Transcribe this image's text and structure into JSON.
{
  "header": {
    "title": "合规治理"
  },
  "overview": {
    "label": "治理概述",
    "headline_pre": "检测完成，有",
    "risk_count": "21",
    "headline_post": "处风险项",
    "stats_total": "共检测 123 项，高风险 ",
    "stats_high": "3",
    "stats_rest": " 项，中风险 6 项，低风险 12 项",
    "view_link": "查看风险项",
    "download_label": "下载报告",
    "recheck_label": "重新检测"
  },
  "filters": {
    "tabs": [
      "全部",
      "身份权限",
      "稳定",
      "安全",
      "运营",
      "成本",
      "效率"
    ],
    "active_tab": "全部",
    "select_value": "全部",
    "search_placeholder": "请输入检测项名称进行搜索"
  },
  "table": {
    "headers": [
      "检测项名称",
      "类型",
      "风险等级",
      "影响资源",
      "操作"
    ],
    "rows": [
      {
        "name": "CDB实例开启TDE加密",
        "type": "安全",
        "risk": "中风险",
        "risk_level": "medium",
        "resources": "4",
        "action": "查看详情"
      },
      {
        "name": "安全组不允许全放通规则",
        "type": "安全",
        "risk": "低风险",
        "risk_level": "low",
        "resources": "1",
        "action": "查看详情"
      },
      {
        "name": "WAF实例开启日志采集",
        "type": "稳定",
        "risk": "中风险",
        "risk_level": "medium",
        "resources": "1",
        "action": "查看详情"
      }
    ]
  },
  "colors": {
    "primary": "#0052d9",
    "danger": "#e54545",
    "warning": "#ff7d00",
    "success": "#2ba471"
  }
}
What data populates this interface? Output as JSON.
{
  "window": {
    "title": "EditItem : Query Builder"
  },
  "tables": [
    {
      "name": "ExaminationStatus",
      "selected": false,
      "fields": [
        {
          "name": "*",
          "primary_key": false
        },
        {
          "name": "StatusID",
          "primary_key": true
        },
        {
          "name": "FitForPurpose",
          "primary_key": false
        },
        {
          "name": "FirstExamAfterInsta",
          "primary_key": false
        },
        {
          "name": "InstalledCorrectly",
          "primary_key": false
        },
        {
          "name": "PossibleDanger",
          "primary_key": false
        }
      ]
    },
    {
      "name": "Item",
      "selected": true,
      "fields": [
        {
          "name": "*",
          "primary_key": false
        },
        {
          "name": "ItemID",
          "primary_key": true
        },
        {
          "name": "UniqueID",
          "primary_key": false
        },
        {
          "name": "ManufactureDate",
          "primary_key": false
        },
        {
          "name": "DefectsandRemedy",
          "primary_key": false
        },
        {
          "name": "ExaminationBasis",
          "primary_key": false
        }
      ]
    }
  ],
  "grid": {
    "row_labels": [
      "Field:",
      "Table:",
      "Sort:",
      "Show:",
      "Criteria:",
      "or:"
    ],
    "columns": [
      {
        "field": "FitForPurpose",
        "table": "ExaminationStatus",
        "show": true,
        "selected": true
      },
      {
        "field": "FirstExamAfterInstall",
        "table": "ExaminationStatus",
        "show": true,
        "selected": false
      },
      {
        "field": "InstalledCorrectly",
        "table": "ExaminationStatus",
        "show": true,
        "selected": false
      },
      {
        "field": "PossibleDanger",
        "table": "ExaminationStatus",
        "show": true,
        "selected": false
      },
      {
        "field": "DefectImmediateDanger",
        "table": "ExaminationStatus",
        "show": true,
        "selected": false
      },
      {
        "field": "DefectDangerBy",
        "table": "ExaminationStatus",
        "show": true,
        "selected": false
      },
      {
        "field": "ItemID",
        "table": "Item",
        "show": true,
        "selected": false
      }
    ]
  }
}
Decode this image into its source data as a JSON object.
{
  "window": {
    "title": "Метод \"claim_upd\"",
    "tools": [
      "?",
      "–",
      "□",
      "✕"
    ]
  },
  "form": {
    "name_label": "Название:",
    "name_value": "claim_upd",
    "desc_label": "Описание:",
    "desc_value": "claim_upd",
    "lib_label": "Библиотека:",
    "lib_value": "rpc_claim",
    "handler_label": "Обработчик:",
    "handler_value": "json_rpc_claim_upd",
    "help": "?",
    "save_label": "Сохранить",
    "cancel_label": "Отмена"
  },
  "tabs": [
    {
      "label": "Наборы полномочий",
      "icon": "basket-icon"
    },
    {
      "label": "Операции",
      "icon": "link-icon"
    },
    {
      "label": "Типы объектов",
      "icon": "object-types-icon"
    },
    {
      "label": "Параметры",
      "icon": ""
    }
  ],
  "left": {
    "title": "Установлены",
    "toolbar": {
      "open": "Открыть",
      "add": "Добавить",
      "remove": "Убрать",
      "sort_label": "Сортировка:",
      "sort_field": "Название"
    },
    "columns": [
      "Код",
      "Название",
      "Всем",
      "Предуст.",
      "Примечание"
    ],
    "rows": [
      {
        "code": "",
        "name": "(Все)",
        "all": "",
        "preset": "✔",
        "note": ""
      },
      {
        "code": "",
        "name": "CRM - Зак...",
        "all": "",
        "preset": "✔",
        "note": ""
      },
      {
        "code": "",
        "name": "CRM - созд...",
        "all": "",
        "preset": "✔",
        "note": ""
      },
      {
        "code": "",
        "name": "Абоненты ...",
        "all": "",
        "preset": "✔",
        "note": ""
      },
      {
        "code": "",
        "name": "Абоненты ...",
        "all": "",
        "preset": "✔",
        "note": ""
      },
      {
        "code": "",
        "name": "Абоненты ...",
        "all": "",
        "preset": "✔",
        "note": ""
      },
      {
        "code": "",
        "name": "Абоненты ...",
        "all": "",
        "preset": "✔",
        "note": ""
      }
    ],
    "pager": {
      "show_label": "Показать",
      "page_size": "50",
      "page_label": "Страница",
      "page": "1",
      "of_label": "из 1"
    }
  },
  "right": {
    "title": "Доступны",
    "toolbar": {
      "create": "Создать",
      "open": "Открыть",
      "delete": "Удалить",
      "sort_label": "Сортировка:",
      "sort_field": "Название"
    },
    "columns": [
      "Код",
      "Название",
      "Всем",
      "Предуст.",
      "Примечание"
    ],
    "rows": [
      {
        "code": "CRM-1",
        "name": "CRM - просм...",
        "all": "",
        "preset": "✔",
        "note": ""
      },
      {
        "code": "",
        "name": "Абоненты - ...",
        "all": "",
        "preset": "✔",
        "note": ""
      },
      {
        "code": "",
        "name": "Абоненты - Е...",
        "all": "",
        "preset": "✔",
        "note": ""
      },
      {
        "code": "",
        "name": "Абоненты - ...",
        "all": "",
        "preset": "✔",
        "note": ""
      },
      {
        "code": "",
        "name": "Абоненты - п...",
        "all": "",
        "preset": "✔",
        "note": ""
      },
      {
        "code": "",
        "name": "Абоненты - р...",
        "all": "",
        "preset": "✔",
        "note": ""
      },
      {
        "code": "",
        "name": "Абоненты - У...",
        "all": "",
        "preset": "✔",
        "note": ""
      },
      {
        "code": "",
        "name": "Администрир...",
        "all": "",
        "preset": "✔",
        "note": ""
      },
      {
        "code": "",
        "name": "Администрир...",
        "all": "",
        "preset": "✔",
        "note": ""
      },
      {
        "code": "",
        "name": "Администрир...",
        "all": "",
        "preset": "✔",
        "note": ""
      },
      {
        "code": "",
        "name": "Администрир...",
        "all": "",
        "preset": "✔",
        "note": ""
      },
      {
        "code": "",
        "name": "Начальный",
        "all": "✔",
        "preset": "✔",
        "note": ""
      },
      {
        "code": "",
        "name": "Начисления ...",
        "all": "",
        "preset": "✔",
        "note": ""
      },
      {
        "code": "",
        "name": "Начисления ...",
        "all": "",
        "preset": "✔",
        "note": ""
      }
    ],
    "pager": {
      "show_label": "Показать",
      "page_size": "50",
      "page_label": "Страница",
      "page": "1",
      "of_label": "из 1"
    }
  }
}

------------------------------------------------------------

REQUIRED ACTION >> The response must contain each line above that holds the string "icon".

EXERCISE ANSWER >>
      "icon": "basket-icon"
      "icon": "link-icon"
      "icon": "object-types-icon"
      "icon": ""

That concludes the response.